- _ASSIGNMENT_: Your output should be every line below, copied exactly.

Records from a data collection:

== == ==

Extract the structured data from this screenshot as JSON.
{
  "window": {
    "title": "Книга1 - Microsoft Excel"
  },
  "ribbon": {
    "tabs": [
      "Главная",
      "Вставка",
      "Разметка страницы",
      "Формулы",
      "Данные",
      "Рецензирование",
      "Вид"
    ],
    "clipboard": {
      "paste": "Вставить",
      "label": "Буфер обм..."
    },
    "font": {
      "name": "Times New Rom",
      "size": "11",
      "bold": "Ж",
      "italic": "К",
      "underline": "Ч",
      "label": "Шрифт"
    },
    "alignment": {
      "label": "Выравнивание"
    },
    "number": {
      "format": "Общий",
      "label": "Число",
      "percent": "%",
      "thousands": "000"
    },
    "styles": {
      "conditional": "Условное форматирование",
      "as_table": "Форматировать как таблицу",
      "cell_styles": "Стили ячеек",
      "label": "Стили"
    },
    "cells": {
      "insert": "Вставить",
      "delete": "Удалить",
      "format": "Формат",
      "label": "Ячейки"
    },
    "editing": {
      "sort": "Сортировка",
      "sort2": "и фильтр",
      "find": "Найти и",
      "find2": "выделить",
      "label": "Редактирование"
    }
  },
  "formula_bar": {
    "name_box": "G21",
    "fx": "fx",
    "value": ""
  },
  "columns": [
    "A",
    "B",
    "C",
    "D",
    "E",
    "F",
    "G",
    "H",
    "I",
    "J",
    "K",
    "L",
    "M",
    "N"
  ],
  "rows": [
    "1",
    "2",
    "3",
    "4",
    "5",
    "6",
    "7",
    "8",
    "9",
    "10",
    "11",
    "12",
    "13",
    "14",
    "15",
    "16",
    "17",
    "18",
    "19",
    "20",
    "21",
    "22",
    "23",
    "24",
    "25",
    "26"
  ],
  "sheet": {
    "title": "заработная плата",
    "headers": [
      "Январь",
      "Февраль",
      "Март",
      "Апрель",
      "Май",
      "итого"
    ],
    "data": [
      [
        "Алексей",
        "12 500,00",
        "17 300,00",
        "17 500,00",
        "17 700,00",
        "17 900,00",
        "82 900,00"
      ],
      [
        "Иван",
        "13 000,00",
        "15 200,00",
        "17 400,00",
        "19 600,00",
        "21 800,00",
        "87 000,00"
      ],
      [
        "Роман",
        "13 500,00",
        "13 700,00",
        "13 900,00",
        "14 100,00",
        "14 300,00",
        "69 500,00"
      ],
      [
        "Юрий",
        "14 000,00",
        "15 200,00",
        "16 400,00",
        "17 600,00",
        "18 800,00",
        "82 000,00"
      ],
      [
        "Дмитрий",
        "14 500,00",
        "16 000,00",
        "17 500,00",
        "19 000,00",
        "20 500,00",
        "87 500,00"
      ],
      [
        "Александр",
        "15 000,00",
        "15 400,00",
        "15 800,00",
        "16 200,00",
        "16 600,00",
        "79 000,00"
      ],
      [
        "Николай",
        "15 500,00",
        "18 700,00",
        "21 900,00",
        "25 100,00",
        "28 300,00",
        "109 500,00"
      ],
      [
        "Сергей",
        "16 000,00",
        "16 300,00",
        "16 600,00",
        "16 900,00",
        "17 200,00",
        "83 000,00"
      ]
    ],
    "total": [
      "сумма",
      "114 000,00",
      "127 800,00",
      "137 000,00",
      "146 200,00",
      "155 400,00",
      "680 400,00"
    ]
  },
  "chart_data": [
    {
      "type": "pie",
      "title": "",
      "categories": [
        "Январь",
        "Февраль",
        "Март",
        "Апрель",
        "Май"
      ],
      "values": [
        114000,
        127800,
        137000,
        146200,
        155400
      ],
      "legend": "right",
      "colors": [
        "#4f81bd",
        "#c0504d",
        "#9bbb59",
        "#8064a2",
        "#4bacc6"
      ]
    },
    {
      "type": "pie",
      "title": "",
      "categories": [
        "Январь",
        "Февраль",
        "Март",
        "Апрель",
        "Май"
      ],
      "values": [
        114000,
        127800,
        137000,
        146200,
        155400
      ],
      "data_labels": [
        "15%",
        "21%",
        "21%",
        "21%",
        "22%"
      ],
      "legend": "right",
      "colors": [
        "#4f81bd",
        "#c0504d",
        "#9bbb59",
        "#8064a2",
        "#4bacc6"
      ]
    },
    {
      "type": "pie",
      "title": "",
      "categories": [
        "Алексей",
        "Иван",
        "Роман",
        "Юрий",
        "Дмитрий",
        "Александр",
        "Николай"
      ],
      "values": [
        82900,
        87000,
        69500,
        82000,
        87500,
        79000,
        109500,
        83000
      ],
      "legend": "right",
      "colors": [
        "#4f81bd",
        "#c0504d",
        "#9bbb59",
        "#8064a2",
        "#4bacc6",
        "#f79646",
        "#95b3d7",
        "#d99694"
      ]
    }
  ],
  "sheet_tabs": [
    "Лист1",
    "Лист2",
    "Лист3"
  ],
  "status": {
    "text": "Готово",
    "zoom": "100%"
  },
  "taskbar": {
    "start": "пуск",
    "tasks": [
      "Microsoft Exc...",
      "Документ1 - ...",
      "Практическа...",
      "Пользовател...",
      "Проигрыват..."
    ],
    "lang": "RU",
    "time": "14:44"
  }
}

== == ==

- _ANSWER BOX_:
Extract the structured data from this screenshot as JSON.
{
  "window": {
    "title": "Книга1 - Microsoft Excel"
  },
  "ribbon": {
    "tabs": [
      "Главная",
      "Вставка",
      "Разметка страницы",
      "Формулы",
      "Данные",
      "Рецензирование",
      "Вид"
    ],
    "clipboard": {
      "paste": "Вставить",
      "label": "Буфер обм..."
    },
    "font": {
      "name": "Times New Rom",
      "size": "11",
      "bold": "Ж",
      "italic": "К",
      "underline": "Ч",
      "label": "Шрифт"
    },
    "alignment": {
      "label": "Выравнивание"
    },
    "number": {
      "format": "Общий",
      "label": "Число",
      "percent": "%",
      "thousands": "000"
    },
    "styles": {
      "conditional": "Условное форматирование",
      "as_table": "Форматировать как таблицу",
      "cell_styles": "Стили ячеек",
      "label": "Стили"
    },
    "cells": {
      "insert": "Вставить",
      "delete": "Удалить",
      "format": "Формат",
      "label": "Ячейки"
    },
    "editing": {
      "sort": "Сортировка",
      "sort2": "и фильтр",
      "find": "Найти и",
      "find2": "выделить",
      "label": "Редактирование"
    }
  },
  "formula_bar": {
    "name_box": "G21",
    "fx": "fx",
    "value": ""
  },
  "columns": [
    "A",
    "B",
    "C",
    "D",
    "E",
    "F",
    "G",
    "H",
    "I",
    "J",
    "K",
    "L",
    "M",
    "N"
  ],
  "rows": [
    "1",
    "2",
    "3",
    "4",
    "5",
    "6",
    "7",
    "8",
    "9",
    "10",
    "11",
    "12",
    "13",
    "14",
    "15",
    "16",
    "17",
    "18",
    "19",
    "20",
    "21",
    "22",
    "23",
    "24",
    "25",
    "26"
  ],
  "sheet": {
    "title": "заработная плата",
    "headers": [
      "Январь",
      "Февраль",
      "Март",
      "Апрель",
      "Май",
      "итого"
    ],
    "data": [
      [
        "Алексей",
        "12 500,00",
        "17 300,00",
        "17 500,00",
        "17 700,00",
        "17 900,00",
        "82 900,00"
      ],
      [
        "Иван",
        "13 000,00",
        "15 200,00",
        "17 400,00",
        "19 600,00",
        "21 800,00",
        "87 000,00"
      ],
      [
        "Роман",
        "13 500,00",
        "13 700,00",
        "13 900,00",
        "14 100,00",
        "14 300,00",
        "69 500,00"
      ],
      [
        "Юрий",
        "14 000,00",
        "15 200,00",
        "16 400,00",
        "17 600,00",
        "18 800,00",
        "82 000,00"
      ],
      [
        "Дмитрий",
        "14 500,00",
        "16 000,00",
        "17 500,00",
        "19 000,00",
        "20 500,00",
        "87 500,00"
      ],
      [
        "Александр",
        "15 000,00",
        "15 400,00",
        "15 800,00",
        "16 200,00",
        "16 600,00",
        "79 000,00"
      ],
      [
        "Николай",
        "15 500,00",
        "18 700,00",
        "21 900,00",
        "25 100,00",
        "28 300,00",
        "109 500,00"
      ],
      [
        "Сергей",
        "16 000,00",
        "16 300,00",
        "16 600,00",
        "16 900,00",
        "17 200,00",
        "83 000,00"
      ]
    ],
    "total": [
      "сумма",
      "114 000,00",
      "127 800,00",
      "137 000,00",
      "146 200,00",
      "155 400,00",
      "680 400,00"
    ]
  },
  "chart_data": [
    {
      "type": "pie",
      "title": "",
      "categories": [
        "Январь",
        "Февраль",
        "Март",
        "Апрель",
        "Май"
      ],
      "values": [
        114000,
        127800,
        137000,
        146200,
        155400
      ],
      "legend": "right",
      "colors": [
        "#4f81bd",
        "#c0504d",
        "#9bbb59",
        "#8064a2",
        "#4bacc6"
      ]
    },
    {
      "type": "pie",
      "title": "",
      "categories": [
        "Январь",
        "Февраль",
        "Март",
        "Апрель",
        "Май"
      ],
      "values": [
        114000,
        127800,
        137000,
        146200,
        155400
      ],
      "data_labels": [
        "15%",
        "21%",
        "21%",
        "21%",
        "22%"
      ],
      "legend": "right",
      "colors": [
        "#4f81bd",
        "#c0504d",
        "#9bbb59",
        "#8064a2",
        "#4bacc6"
      ]
    },
    {
      "type": "pie",
      "title": "",
      "categories": [
        "Алексей",
        "Иван",
        "Роман",
        "Юрий",
        "Дмитрий",
        "Александр",
        "Николай"
      ],
      "values": [
        82900,
        87000,
        69500,
        82000,
        87500,
        79000,
        109500,
        83000
      ],
      "legend": "right",
      "colors": [
        "#4f81bd",
        "#c0504d",
        "#9bbb59",
        "#8064a2",
        "#4bacc6",
        "#f79646",
        "#95b3d7",
        "#d99694"
      ]
    }
  ],
  "sheet_tabs": [
    "Лист1",
    "Лист2",
    "Лист3"
  ],
  "status": {
    "text": "Готово",
    "zoom": "100%"
  },
  "taskbar": {
    "start": "пуск",
    "tasks": [
      "Microsoft Exc...",
      "Документ1 - ...",
      "Практическа...",
      "Пользовател...",
      "Проигрыват..."
    ],
    "lang": "RU",
    "time": "14:44"
  }
}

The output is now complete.